We arrived to find cars queuing the entire length of the access road and realised that the park would be extremely busy today. We were aiming to meet up with a friend and her children at midday which seemed an increasingly unlikely happening. Fortunately Legoland has a substantial disabled car parking area. Unfortunately the substantial disabled car parking area was full. We circled the car park several times while I glared at people who seemed to leap from their cars and do handstands and cartwheels before remembering to limp slightly towards the park entrance. (Okay, perhaps I'm being uncharitable but could all those people really be disabled?) Eventually we pulled up behind a car from which a wheelchair was being unloaded. We weren't in a designated parking bay but since at least 50 other cars weren't either we decided to risk it. I took the boys to stand in the entry queue while Polly started chatting to the people unloading their wheelchair, making sure our van wasn't blocking them in any way.
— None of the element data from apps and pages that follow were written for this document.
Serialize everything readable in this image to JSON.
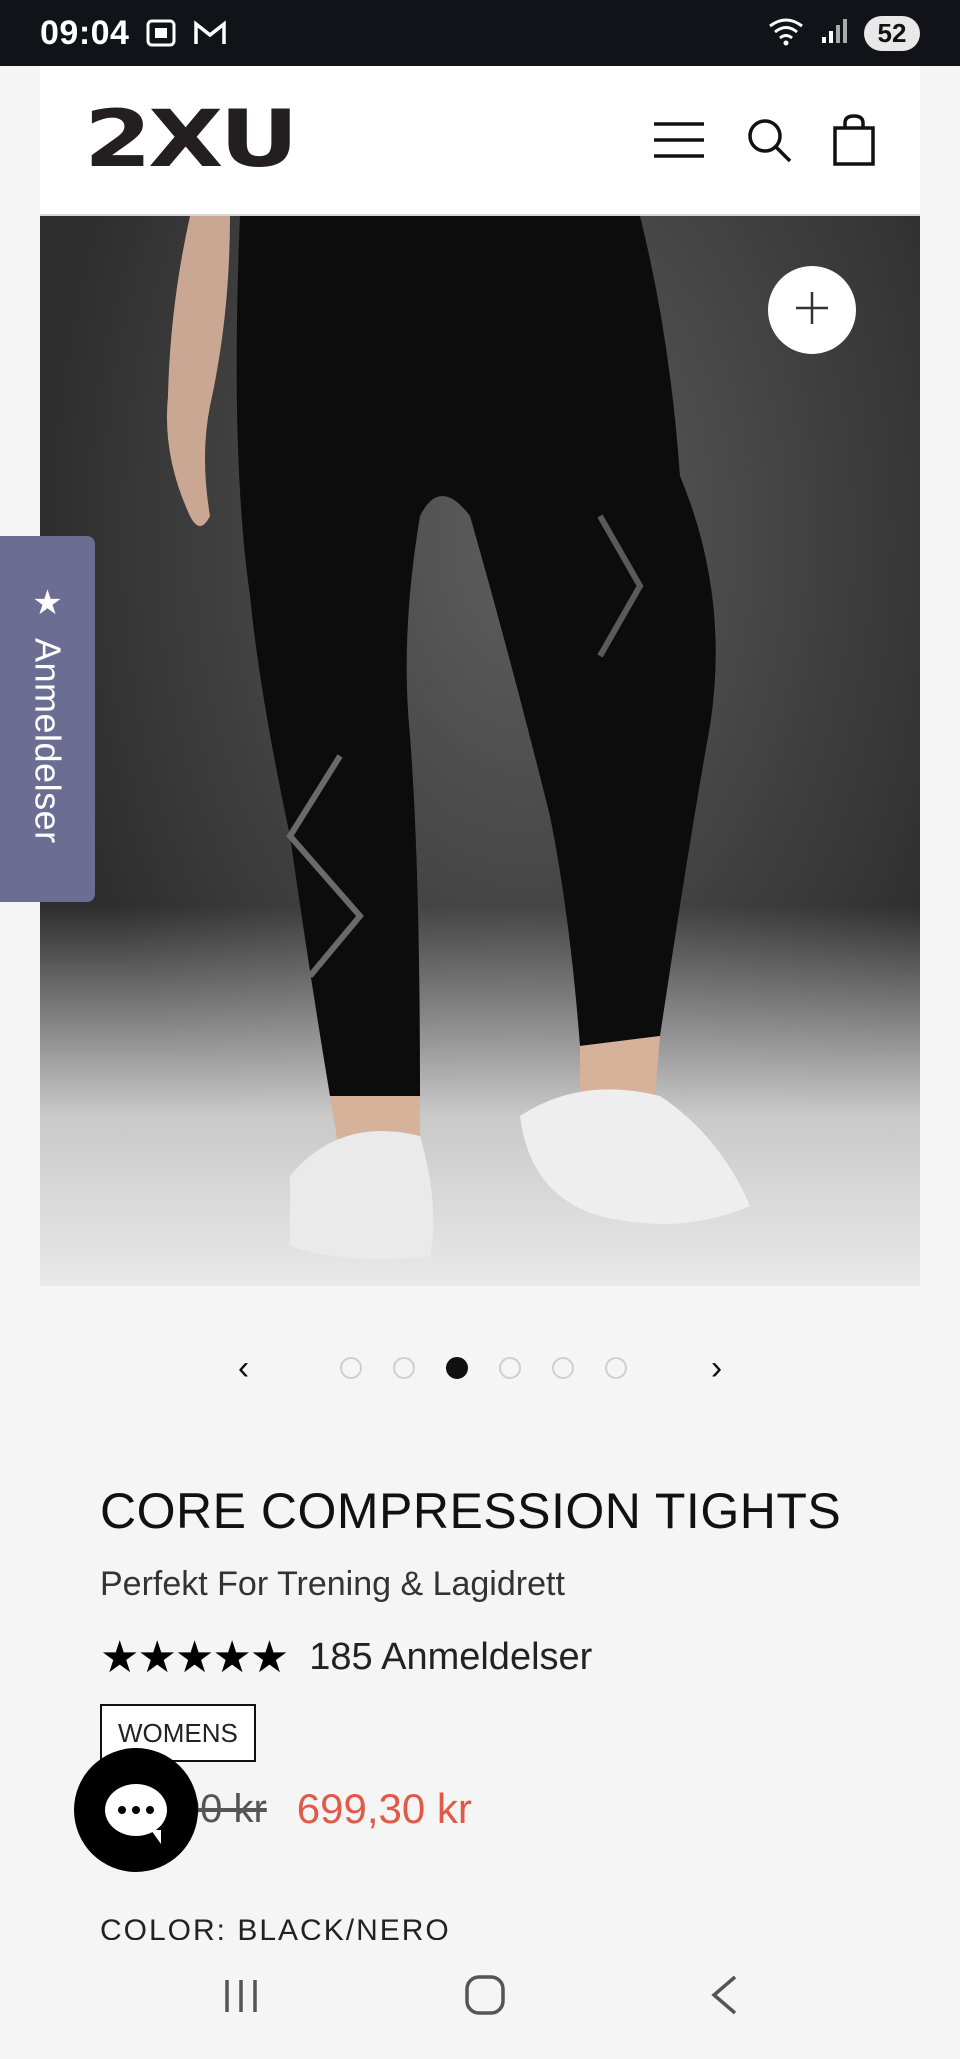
{
  "status_bar": {
    "time": "09:04",
    "battery": "52",
    "icons": [
      "screenshot-icon",
      "gmail-icon",
      "wifi-icon",
      "signal-icon"
    ]
  },
  "header": {
    "logo": "2XU",
    "icons": [
      "menu-icon",
      "search-icon",
      "cart-icon"
    ]
  },
  "gallery": {
    "zoom_icon": "plus-icon",
    "prev": "‹",
    "next": "›",
    "dots": [
      false,
      false,
      true,
      false,
      false,
      false
    ]
  },
  "reviews_tab": {
    "icon": "★",
    "label": "Anmeldelser"
  },
  "product": {
    "title": "CORE COMPRESSION TIGHTS",
    "subtitle": "Perfekt For Trening & Lagidrett",
    "rating": 5,
    "stars": "★★★★★",
    "review_count": "185 Anmeldelser",
    "tag": "WOMENS",
    "old_price": "999,00 kr",
    "sale_price": "699,30 kr",
    "color_label": "COLOR: BLACK/NERO"
  },
  "colors": {
    "sale": "#e05a47",
    "reviews_tab": "#6b6d93",
    "status_bar": "#111318"
  },
  "navbar": {
    "recents": "|||",
    "home": "▢",
    "back": "‹"
  }
}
The boys and I joined one of the seven or so lengthy queues to get into the park. It was already 12 o'clock and I was about to reach for my phone to call Anna and say we would be late meeting up with her when I looked up to see her standing one place ahead of us in the same queue. Once we'd had the “What are the odds on that happening” conversation she explained that they were parked in an over-overflow car park so distant she felt it was probably in another county. At that moment Polly arrived grinning like a Cheshire cat and clutching something in her hand.


At full price it costs a fortune to get in to Legoland. A family of 4, 2 children and 2 adults would set you back £122 ($240). Fortunately you can usually pick up a voucher from a magazine or supermarket product that will enable one child to go free. Also, with a proven disabled type person a registered carer can go for free. This brings the price down for our family to a little more reasonable £61 ($120).

Polly gleefully held up 4 shiny yellow tickets. “Look what I've got! Those people in the car in front of us when we parked gave them to me.” “Why?” I asked not unreasonably and with my innate suspicion of 'free' gifts. It turned out that Polly, who can make life long friends with people whilst waiting to cross the road, had been chatting to these nice people about wheelchairs and parking and what have you. In the course of the conversation she offered them a discount voucher she had spare, but the family declined explaining that they were staying at a hotel on an all inclusive deal where as part of the package they'd been given an extra days set of tickets that they couldn't use because they had to travel home tomorrow. Then in a spirit of 'wheelchair users united' they gave Polly the spare tickets. “Here”, they said, “have an ice cream on us.”

We had a lovely time, with the children going on rides, building things and watching shows. The weather was lovely and even the queuing didn't stress me out because we weren't wasting our hard earned pennies on having paid to be there. Result.

So, if you are one of the very nice family who gave us your extra tickets in the overcrowded disabled car park at Legoland on Monday then thank you very much. I hope your random act of kindness is returned to you 10 fold.